**Extracted material:**

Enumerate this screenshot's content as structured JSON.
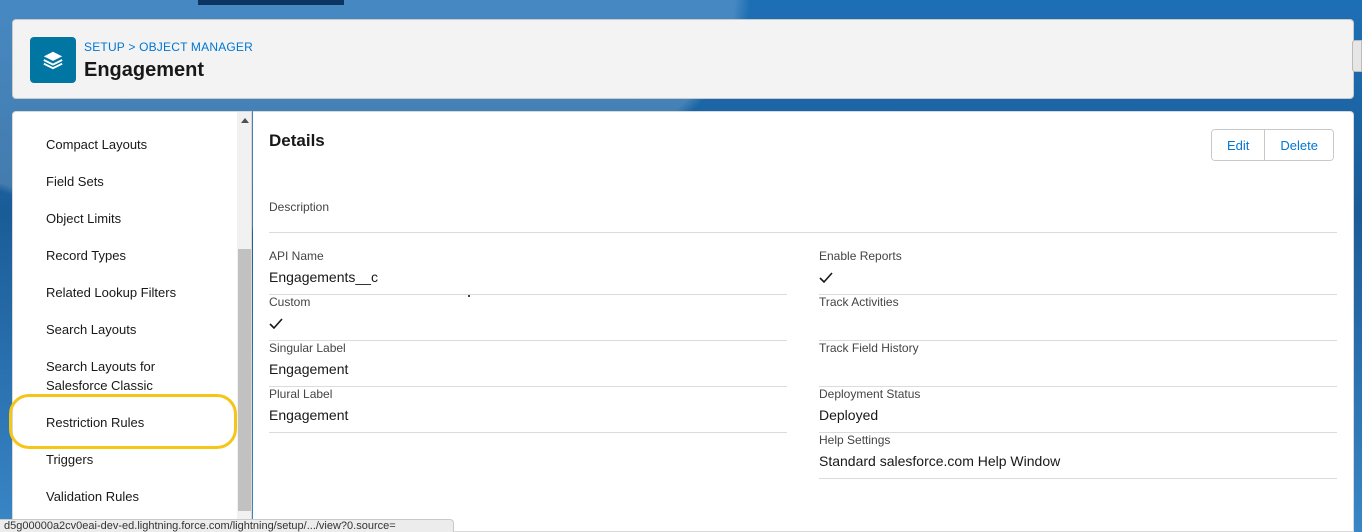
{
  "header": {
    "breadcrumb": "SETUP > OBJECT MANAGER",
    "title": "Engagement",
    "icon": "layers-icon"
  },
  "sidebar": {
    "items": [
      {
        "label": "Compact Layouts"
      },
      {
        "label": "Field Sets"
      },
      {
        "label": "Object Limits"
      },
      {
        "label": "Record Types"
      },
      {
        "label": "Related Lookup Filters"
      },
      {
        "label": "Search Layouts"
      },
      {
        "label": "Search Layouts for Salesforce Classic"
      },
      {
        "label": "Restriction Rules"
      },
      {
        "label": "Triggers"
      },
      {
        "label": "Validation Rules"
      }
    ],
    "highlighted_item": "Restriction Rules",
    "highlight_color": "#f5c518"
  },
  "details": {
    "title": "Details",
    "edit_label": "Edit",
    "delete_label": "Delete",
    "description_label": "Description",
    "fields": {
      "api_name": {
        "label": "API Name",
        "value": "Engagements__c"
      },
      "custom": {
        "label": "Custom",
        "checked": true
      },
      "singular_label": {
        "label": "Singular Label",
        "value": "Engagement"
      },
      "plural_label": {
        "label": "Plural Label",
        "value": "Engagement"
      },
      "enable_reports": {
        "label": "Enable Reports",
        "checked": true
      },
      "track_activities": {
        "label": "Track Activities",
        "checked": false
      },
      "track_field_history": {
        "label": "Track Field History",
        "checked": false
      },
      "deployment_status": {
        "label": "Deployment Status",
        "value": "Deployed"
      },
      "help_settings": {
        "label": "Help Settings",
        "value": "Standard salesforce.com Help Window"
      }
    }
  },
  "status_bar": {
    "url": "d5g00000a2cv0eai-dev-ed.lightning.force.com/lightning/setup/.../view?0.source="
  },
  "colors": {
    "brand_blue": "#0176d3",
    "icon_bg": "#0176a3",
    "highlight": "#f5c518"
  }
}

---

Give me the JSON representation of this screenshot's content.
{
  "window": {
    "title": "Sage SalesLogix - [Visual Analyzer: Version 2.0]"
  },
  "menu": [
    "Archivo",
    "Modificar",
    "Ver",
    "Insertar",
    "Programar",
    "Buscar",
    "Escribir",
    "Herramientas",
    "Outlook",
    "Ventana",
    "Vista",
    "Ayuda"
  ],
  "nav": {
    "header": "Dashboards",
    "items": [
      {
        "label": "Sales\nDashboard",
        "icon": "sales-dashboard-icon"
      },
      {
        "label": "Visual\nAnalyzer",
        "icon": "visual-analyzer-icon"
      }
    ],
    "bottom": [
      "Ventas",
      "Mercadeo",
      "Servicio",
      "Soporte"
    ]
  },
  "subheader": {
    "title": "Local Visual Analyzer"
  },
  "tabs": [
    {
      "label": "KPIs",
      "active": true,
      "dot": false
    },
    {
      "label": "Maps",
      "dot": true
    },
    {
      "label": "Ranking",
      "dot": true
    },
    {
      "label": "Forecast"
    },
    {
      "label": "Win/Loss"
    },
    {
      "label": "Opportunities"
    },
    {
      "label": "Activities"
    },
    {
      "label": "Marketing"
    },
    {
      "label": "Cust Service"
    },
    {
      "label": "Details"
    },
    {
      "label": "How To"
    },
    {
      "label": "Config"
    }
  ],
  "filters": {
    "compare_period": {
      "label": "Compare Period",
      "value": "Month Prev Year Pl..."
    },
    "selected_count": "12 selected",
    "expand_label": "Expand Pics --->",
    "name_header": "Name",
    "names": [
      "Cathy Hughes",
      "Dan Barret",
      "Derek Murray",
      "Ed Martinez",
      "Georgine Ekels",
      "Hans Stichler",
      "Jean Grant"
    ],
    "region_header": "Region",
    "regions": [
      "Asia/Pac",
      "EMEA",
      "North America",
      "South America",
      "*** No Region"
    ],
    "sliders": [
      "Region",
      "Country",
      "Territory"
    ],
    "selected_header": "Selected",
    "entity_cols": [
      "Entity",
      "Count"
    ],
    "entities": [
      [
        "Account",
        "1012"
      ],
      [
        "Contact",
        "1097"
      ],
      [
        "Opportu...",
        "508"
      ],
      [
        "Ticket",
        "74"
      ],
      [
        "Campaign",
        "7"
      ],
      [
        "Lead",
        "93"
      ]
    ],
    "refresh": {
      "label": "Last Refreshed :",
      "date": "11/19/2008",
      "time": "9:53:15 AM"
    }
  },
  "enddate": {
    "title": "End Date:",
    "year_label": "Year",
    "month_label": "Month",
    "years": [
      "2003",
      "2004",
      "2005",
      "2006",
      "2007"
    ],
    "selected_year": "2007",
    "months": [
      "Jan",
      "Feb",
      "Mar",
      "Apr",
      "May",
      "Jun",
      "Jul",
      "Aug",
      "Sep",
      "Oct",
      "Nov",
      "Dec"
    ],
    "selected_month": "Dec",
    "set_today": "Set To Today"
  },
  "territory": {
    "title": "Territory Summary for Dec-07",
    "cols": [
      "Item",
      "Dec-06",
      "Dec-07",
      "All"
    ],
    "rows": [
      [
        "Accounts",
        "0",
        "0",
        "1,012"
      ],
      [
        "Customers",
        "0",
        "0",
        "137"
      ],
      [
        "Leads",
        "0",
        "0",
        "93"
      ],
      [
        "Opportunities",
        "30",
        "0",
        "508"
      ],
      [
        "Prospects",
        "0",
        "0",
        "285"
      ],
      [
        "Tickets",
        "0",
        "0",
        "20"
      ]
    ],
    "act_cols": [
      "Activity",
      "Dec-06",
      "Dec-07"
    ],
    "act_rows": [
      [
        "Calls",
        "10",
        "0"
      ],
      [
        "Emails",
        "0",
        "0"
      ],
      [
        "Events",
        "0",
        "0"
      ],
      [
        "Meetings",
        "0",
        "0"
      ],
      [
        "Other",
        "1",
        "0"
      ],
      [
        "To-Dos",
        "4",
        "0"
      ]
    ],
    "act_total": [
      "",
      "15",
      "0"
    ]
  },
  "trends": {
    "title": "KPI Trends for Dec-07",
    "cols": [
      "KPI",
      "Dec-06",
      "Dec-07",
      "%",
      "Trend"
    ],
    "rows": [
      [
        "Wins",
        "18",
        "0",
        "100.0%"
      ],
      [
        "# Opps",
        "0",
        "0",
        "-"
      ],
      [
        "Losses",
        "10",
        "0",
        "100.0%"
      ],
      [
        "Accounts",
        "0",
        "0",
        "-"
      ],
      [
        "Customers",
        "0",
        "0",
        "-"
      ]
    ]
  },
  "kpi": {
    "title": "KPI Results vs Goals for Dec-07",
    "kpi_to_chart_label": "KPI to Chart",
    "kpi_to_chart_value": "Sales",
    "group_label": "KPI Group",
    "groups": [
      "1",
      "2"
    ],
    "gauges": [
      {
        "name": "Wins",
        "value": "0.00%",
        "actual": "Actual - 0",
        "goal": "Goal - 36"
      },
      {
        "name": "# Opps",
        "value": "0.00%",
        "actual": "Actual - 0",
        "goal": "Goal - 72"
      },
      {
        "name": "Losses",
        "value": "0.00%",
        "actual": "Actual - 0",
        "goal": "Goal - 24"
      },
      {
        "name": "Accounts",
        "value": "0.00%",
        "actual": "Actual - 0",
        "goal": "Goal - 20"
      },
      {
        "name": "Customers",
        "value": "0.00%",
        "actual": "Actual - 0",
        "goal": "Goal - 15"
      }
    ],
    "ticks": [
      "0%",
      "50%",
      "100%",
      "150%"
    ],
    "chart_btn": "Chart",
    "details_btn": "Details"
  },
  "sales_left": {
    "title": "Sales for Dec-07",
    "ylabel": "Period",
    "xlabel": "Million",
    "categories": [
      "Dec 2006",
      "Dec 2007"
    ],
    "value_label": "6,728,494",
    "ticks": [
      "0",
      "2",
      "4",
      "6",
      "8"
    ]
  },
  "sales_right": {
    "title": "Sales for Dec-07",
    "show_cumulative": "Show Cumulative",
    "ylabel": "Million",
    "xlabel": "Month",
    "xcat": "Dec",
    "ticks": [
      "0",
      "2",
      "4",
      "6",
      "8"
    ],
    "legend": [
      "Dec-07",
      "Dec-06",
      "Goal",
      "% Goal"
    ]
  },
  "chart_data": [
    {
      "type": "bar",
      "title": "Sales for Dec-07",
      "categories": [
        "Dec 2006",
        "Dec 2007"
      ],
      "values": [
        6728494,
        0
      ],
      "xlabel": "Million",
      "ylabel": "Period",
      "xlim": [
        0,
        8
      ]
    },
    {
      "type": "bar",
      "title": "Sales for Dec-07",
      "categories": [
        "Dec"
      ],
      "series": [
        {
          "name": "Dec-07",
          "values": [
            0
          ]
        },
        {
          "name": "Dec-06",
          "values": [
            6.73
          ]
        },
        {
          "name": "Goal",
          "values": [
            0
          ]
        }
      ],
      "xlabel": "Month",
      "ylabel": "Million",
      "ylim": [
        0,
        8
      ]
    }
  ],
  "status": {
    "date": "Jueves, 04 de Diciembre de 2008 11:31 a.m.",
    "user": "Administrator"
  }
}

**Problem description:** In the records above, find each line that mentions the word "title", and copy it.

**Answer to the problem:**
    "title": "Engagement",
    "title": "Details",
    "title": "Sage SalesLogix - [Visual Analyzer: Version 2.0]"
    "title": "Local Visual Analyzer"
    "title": "End Date:",
    "title": "Territory Summary for Dec-07",
    "title": "KPI Trends for Dec-07",
    "title": "KPI Results vs Goals for Dec-07",
    "title": "Sales for Dec-07",
    "title": "Sales for Dec-07",
      "title": "Sales for Dec-07",
      "title": "Sales for Dec-07",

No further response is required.